Engines emit a tremendous amount of heat as a byproduct of normal operation. This comes from combustion and friction from your cylinders and pistons. These processes occur thousands of times per minute in a very small area of your engine. Without your cooling system, which includes your radiator, the engine would turn into a useless piece of metal in minutes.
To combat this, coolant circulates through your engine while it is running. Once this fluid heats up to a certain level, it flows through a series of valves and tubes to your radiator. Auto radiators are essentially curved pipes enclosed in thin metal fins. The principle underlying the design is to provide as much surface area as possible so that heat can escape from the system. As a result, your coolant leaves the radiator at a lower temperature than when it enters, making it ready to cool your engine again.

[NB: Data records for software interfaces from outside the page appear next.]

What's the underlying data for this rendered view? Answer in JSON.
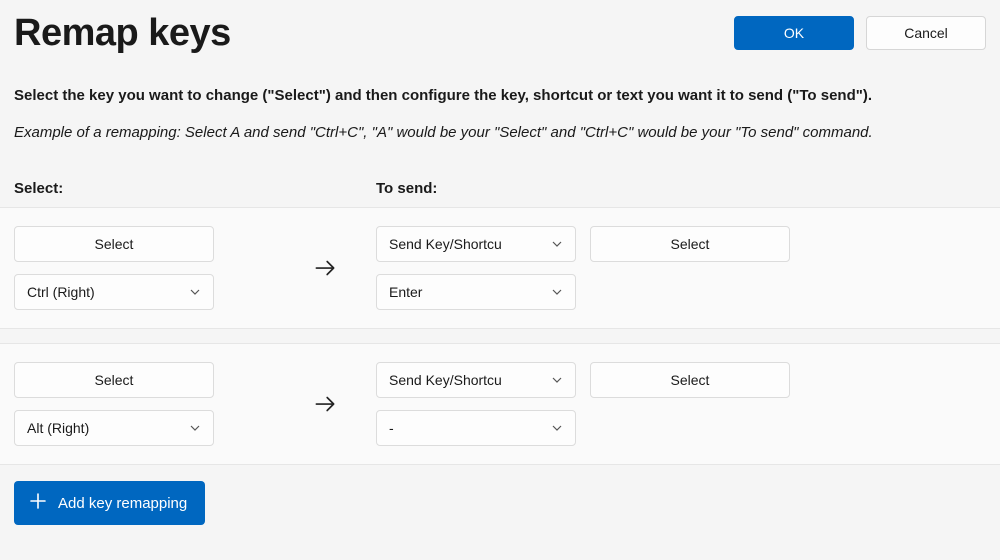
{
  "header": {
    "title": "Remap keys",
    "ok_label": "OK",
    "cancel_label": "Cancel"
  },
  "instructions": {
    "main": "Select the key you want to change (\"Select\") and then configure the key, shortcut or text you want it to send (\"To send\").",
    "example": "Example of a remapping: Select A and send \"Ctrl+C\", \"A\" would be your \"Select\" and \"Ctrl+C\" would be your \"To send\" command."
  },
  "columns": {
    "select": "Select:",
    "to_send": "To send:"
  },
  "rows": [
    {
      "select_button": "Select",
      "select_dropdown": "Ctrl (Right)",
      "send_type_dropdown": "Send Key/Shortcu",
      "send_select_button": "Select",
      "send_key_dropdown": "Enter"
    },
    {
      "select_button": "Select",
      "select_dropdown": "Alt (Right)",
      "send_type_dropdown": "Send Key/Shortcu",
      "send_select_button": "Select",
      "send_key_dropdown": "-"
    }
  ],
  "footer": {
    "add_label": "Add key remapping"
  }
}
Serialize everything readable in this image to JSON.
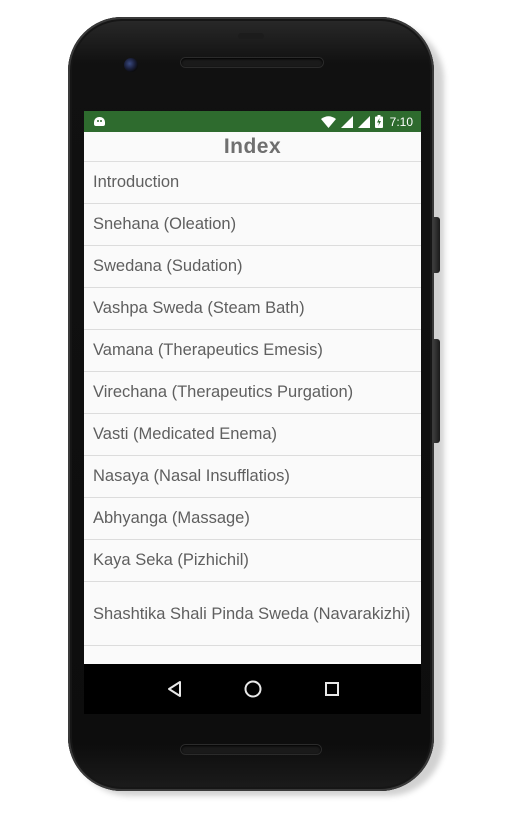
{
  "status_bar": {
    "time": "7:10",
    "icons": [
      "android-notification-icon",
      "wifi-icon",
      "signal-icon",
      "signal-icon",
      "battery-charging-icon"
    ],
    "color": "#2e6b2e"
  },
  "app_bar": {
    "title": "Index"
  },
  "index_items": [
    {
      "label": "Introduction"
    },
    {
      "label": "Snehana (Oleation)"
    },
    {
      "label": "Swedana (Sudation)"
    },
    {
      "label": "Vashpa Sweda (Steam Bath)"
    },
    {
      "label": "Vamana (Therapeutics Emesis)"
    },
    {
      "label": "Virechana (Therapeutics Purgation)"
    },
    {
      "label": "Vasti (Medicated Enema)"
    },
    {
      "label": "Nasaya (Nasal Insufflatios)"
    },
    {
      "label": "Abhyanga (Massage)"
    },
    {
      "label": "Kaya Seka (Pizhichil)"
    },
    {
      "label": "Shashtika Shali Pinda Sweda (Navarakizhi)"
    }
  ],
  "nav_bar": {
    "icons": [
      "back-icon",
      "home-icon",
      "recents-icon"
    ]
  }
}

Look for the radiator in front of the car behind bars. Most radiators are large rectangular elements with a hose extending from each side. You should also see the cover mounted on top. Avoid serious burns by making sure your engine and radiator are cold and the car is turned off before using this part or removing the radiator cap.